PROVIDED ENTRIES =
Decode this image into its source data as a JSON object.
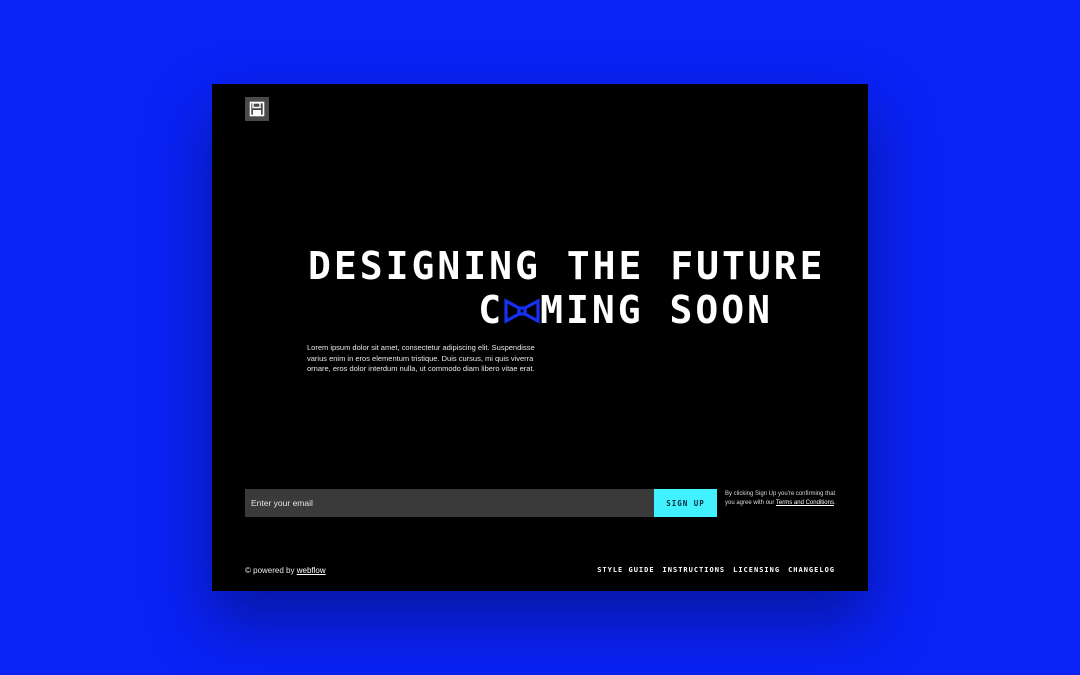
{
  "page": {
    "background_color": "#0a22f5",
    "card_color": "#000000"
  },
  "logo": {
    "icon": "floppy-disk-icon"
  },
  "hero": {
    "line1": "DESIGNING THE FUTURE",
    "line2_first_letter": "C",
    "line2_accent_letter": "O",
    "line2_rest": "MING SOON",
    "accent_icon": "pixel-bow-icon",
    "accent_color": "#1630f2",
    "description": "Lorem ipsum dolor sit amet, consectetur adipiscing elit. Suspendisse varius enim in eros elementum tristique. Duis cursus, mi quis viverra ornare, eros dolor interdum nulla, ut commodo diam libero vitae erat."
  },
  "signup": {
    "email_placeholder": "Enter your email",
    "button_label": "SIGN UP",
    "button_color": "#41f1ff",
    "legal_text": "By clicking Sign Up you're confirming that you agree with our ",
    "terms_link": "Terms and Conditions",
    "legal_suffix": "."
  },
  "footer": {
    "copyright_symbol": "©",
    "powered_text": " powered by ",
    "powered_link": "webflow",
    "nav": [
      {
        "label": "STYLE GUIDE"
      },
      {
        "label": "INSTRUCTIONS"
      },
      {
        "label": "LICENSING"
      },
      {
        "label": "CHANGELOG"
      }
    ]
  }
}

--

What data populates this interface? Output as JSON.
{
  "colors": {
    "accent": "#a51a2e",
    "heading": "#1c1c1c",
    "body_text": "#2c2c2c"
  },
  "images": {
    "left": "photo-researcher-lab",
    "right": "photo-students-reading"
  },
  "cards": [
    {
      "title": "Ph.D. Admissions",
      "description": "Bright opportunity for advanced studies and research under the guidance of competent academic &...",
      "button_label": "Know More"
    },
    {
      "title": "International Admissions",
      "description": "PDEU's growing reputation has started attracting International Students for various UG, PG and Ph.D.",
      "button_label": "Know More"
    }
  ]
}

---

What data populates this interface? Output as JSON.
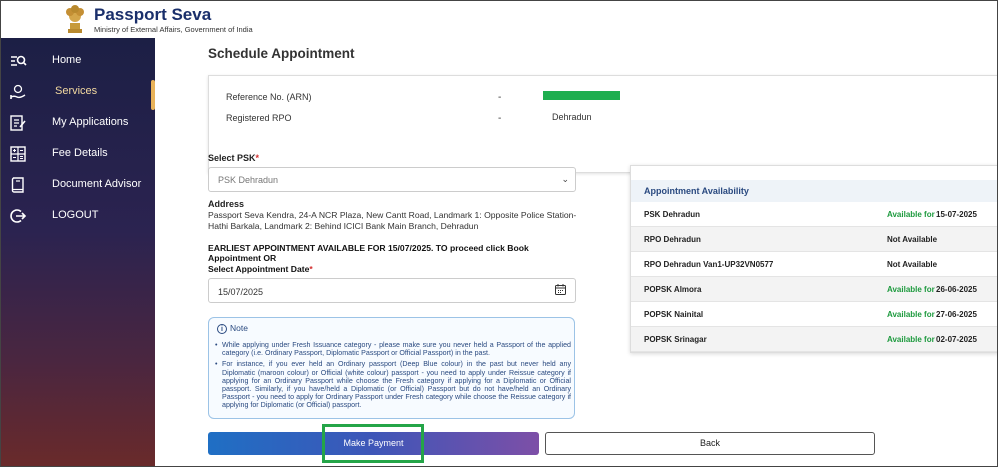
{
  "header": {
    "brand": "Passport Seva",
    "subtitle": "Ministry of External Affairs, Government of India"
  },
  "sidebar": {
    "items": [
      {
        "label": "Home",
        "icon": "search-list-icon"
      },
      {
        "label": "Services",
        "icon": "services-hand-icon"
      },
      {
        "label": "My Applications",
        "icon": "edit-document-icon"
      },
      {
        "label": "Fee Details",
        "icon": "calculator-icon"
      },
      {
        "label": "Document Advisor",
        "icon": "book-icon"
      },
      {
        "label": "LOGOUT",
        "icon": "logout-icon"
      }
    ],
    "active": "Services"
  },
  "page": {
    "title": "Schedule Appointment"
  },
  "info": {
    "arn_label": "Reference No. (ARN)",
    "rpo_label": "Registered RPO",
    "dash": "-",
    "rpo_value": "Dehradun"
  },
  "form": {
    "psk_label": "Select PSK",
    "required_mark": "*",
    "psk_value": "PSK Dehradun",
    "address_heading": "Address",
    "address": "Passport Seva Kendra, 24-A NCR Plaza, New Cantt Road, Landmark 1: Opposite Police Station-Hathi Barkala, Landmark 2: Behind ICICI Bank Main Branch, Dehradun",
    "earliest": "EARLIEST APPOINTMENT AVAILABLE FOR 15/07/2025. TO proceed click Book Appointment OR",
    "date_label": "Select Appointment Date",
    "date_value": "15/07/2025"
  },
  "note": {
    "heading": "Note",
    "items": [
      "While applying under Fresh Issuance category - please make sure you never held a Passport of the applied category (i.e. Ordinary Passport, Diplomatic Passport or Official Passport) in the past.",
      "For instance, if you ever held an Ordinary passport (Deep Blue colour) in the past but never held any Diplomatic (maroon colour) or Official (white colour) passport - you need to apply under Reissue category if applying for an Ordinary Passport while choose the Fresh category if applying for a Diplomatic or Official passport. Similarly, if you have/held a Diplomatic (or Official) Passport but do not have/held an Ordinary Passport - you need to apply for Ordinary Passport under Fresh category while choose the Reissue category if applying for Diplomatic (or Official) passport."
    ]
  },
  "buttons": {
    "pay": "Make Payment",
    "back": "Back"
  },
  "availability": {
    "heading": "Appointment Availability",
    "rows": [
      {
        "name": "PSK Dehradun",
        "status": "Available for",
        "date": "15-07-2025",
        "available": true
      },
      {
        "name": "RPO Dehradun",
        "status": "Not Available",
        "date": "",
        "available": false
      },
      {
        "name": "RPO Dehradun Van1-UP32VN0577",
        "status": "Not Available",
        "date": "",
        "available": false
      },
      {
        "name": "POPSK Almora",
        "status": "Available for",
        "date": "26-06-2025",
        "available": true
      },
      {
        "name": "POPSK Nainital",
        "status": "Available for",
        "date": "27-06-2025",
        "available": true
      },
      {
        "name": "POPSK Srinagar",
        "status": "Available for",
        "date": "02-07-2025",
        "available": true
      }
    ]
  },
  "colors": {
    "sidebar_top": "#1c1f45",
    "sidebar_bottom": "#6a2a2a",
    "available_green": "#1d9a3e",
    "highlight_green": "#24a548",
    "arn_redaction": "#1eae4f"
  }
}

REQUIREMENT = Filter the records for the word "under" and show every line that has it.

RESULT FOR THIS EXERCISE =
      "description": "Bright opportunity for advanced studies and research under the guidance of competent academic &...",
      "While applying under Fresh Issuance category - please make sure you never held a Passport of the applied category (i.e. Ordinary Passport, Diplomatic Passport or Official Passport) in the past.",
      "For instance, if you ever held an Ordinary passport (Deep Blue colour) in the past but never held any Diplomatic (maroon colour) or Official (white colour) passport - you need to apply under Reissue category if applying for an Ordinary Passport while choose the Fresh category if applying for a Diplomatic or Official passport. Similarly, if you have/held a Diplomatic (or Official) Passport but do not have/held an Ordinary Passport - you need to apply for Ordinary Passport under Fresh category while choose the Reissue category if applying for Diplomatic (or Official) passport."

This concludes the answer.